What you will do =>
Report all lines of the records that contain "Visual".

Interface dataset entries

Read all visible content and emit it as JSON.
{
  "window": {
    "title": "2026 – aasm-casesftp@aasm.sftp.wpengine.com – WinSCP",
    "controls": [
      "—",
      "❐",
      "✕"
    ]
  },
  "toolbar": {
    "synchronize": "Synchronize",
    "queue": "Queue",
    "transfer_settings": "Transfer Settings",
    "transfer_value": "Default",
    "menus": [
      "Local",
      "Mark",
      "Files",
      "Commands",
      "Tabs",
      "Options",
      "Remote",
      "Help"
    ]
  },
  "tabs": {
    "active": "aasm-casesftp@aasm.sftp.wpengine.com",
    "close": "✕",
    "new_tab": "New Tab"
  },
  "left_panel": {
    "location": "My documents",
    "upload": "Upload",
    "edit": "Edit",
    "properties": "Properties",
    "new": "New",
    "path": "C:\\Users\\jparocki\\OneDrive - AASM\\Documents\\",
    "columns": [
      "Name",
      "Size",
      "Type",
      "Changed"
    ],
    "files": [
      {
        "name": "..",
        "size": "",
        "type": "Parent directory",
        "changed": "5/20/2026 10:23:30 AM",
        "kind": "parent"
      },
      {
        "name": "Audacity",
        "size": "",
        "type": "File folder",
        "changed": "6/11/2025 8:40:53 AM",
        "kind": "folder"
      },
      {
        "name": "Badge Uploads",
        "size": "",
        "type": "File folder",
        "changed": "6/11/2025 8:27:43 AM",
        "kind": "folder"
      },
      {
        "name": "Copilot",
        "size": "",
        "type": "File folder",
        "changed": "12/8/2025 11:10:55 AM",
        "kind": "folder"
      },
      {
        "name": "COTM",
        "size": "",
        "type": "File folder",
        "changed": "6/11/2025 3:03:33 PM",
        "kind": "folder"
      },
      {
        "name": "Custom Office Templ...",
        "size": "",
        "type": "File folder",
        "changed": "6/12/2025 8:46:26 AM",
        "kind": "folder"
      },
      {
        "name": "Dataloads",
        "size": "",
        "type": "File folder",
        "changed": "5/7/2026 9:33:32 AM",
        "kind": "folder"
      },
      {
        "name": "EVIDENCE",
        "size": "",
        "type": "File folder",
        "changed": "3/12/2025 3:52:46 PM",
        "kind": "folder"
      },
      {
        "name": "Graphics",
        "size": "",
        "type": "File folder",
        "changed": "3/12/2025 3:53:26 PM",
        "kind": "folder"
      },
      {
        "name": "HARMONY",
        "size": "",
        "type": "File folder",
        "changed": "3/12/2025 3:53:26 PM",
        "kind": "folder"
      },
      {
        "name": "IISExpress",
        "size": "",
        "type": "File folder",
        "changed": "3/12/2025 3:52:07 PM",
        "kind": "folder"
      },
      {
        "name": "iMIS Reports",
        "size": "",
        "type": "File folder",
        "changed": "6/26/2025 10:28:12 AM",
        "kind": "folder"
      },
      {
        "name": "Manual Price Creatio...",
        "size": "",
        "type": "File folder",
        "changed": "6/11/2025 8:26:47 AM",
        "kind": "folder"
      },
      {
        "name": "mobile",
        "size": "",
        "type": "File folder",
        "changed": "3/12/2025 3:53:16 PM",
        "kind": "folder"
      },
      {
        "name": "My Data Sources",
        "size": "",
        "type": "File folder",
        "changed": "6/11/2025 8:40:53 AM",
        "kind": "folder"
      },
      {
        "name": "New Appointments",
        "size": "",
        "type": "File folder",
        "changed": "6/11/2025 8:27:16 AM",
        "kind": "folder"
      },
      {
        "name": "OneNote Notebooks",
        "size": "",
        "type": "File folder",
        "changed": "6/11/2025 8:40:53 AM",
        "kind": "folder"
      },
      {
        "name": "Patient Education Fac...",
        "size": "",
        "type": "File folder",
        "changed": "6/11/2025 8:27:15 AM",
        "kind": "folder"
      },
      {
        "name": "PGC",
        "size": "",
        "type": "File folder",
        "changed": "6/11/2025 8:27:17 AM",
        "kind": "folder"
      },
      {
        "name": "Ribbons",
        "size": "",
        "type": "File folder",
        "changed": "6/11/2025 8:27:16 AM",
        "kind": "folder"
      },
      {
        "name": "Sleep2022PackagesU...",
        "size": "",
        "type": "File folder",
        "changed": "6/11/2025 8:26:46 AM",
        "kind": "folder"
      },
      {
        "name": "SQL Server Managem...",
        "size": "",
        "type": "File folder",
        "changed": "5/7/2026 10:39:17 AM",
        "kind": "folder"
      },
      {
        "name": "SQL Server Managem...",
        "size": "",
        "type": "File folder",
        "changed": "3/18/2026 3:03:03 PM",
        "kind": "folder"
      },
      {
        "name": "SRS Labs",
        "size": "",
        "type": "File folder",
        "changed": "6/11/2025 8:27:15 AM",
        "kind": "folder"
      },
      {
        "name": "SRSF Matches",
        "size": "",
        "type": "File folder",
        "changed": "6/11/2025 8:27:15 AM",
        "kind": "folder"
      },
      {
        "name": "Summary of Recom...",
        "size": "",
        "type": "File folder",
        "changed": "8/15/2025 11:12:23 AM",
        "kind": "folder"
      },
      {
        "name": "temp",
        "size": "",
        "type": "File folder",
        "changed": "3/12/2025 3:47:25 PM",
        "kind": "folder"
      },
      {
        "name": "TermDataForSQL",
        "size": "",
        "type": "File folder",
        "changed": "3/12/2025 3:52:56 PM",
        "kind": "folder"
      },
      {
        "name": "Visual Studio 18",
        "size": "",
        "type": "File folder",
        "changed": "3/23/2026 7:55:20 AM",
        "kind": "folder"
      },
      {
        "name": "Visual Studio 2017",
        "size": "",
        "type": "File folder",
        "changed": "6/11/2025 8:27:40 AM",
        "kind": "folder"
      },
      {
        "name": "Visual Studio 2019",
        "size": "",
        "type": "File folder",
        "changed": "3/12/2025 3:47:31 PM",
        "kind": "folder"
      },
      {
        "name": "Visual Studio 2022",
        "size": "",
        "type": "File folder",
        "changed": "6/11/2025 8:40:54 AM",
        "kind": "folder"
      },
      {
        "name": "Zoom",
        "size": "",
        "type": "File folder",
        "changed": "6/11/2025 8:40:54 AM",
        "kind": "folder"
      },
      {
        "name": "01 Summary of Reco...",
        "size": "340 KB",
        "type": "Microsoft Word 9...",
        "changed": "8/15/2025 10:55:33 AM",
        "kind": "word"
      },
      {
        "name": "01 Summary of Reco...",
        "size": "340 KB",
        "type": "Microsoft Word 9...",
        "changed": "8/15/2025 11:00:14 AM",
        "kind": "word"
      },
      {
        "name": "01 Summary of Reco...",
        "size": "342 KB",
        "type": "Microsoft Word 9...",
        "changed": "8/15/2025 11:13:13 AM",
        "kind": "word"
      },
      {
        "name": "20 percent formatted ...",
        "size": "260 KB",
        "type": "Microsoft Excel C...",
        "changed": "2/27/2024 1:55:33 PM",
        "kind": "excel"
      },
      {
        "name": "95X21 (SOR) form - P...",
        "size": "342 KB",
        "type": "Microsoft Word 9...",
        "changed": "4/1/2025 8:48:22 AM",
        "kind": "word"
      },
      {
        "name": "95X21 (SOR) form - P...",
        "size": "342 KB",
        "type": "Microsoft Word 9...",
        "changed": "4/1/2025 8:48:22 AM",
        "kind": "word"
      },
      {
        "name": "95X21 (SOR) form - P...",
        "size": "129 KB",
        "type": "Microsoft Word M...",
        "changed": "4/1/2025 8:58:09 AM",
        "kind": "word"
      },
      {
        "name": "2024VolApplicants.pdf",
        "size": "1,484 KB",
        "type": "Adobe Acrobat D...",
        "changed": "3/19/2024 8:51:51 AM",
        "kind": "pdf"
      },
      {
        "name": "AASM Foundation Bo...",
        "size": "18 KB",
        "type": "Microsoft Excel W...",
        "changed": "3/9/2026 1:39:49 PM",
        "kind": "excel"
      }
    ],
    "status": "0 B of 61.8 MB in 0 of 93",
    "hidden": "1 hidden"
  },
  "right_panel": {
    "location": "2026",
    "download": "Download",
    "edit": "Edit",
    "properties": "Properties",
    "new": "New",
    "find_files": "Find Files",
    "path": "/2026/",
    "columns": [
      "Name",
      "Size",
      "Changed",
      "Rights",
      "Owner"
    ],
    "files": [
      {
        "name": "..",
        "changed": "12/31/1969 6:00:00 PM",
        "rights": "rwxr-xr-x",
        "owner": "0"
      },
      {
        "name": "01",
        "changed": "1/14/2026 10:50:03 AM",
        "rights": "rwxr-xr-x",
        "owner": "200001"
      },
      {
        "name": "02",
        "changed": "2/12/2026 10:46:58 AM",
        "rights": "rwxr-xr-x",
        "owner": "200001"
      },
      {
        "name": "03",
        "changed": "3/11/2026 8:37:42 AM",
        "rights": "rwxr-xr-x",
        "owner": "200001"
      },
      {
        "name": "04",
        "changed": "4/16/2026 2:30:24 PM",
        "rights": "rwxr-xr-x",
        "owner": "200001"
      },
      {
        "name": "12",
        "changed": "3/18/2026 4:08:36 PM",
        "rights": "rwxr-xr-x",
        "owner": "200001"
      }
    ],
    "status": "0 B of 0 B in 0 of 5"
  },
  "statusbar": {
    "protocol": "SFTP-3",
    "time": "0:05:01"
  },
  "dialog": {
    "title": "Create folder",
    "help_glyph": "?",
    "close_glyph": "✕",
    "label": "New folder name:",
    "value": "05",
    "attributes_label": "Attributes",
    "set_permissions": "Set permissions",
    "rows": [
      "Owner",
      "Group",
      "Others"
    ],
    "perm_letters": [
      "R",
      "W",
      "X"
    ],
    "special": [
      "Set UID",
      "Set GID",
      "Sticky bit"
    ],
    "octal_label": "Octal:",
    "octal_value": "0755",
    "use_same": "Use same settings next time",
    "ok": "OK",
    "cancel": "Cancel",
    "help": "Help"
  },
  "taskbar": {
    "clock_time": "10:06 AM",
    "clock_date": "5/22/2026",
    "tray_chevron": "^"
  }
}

Solution for this task =>
        "name": "Visual Studio 18",
        "name": "Visual Studio 2017",
        "name": "Visual Studio 2019",
        "name": "Visual Studio 2022",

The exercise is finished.